In addition to twitter, we are very active on Seesaw. Seesaw is a tool that has a student and family component. Teachers and students can use a QR code in order to scan pictures and videos of work that was completed by the student. The work then gets organized into student accounts and parents can view it through their account. Seesaw is a great tool for communicating progress to families with pictures. In addition to communicating progress to families,it teaches them about schooling in America through the day by day pictures. Children get excited when they see their parents like or comment on their postings.
For both tools, we held trainings for parents to teach them how to use them. We even supported parents in creating email addresses during a parent orientation for English Learner parents. We also created handouts in the native language as a “how to” for parents using these tools. Some teachers trained students in using the tool so they can support their parents. Smartphone usage has become universal and parents were able to learn these tools quickly. This really gives them viewing access of their children and the school, but it makes our team accessible through messaging.
To sum it up, if we are going to increase parent involvement in our schools, we need to give families more consistency with programs, find creative ways to welcome them into our schools, look for innovative methods to connect with them and work with them collaboratively to nurture the growth of their children. As great as a multicultural family event may be for families, it only happens once a year. Families need more. They need resources. They need support. They need us. They deserve this.

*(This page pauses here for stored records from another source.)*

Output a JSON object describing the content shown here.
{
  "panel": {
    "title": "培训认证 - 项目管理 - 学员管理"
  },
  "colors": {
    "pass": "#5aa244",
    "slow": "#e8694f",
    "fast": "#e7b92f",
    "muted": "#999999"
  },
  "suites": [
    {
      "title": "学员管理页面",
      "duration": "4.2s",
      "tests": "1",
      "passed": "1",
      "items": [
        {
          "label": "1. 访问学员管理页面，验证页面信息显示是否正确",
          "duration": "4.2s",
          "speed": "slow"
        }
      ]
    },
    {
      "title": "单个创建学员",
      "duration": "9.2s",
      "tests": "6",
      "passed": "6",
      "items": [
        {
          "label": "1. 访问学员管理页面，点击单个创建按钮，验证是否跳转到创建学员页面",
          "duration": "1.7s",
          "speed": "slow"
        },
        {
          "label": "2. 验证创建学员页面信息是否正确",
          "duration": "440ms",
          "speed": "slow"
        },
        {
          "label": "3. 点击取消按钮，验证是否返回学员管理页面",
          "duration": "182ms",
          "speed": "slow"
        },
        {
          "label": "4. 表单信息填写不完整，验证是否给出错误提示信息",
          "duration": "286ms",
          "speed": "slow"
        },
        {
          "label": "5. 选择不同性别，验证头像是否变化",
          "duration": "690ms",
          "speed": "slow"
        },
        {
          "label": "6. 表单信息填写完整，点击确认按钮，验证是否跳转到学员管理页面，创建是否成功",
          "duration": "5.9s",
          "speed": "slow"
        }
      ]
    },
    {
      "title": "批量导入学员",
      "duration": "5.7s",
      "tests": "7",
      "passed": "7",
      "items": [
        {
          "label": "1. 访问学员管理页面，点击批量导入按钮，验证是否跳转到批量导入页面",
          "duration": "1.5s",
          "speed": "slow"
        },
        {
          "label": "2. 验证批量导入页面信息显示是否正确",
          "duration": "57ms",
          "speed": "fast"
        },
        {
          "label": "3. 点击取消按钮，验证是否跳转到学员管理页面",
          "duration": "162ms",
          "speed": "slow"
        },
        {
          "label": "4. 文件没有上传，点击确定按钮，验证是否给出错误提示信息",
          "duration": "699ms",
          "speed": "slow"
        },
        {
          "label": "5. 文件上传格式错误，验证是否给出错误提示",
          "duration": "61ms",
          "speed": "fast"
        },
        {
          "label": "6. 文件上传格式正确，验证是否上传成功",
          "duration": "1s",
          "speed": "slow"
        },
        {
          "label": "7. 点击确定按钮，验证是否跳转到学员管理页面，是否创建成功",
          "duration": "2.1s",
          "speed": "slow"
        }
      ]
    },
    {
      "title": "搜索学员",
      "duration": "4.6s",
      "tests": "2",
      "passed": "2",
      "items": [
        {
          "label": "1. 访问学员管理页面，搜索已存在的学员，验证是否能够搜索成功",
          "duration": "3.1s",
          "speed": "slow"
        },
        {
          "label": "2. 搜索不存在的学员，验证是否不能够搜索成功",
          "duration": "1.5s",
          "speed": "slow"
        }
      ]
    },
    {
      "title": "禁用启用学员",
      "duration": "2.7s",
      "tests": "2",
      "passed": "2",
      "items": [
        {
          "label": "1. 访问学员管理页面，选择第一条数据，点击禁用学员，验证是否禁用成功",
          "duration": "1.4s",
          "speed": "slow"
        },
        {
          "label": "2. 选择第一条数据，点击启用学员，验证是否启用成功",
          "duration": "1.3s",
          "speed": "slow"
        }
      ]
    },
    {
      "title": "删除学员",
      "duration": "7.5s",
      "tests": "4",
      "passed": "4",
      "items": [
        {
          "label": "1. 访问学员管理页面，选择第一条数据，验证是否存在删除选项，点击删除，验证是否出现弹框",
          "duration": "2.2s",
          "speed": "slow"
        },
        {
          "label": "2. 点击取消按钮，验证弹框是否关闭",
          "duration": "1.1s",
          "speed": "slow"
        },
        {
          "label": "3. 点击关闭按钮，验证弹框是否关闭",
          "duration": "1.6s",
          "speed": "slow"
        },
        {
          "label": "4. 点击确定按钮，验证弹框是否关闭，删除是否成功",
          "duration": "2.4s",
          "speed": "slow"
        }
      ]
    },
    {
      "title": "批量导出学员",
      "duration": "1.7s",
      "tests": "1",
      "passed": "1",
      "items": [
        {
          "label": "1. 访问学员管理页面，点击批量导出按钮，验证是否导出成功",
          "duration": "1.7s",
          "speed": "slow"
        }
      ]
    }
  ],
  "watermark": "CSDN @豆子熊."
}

To Further Your Learning:
- from Seesaw Seesaw: Student Driven Digital Portfolios
- from Re-imagining Migration Culturally Responsive Teaching Checklist
- from EdChange Stages of Multicultural School Transformation
- from Teaching for Change A Practical Guide to K-12 Multicultural, Anti-Racist Education and Staff Development
Moll, L., Amanti, C., Neff, D., & González, N. (2005). Funds of knowledge for teaching: Using a qualitative approach to connect homes and classrooms. In Funds of Knowledge: Theorizing Practices in Households, Communities, and Classrooms (pp. 71-88).
In Confianza’s work with change agents in schools, we use our structured, inquiry-based Action Cycle process to Ask, Analyze, Act and Assess around a specific issue of concern. Our Action Cycle Guide for Implementing Equity, Language & Literacy Practices is now available for purchase. You can also participate in our facilitated Confianza Cafe with a Certified Confianza Coach. See our set of professional learning offering options.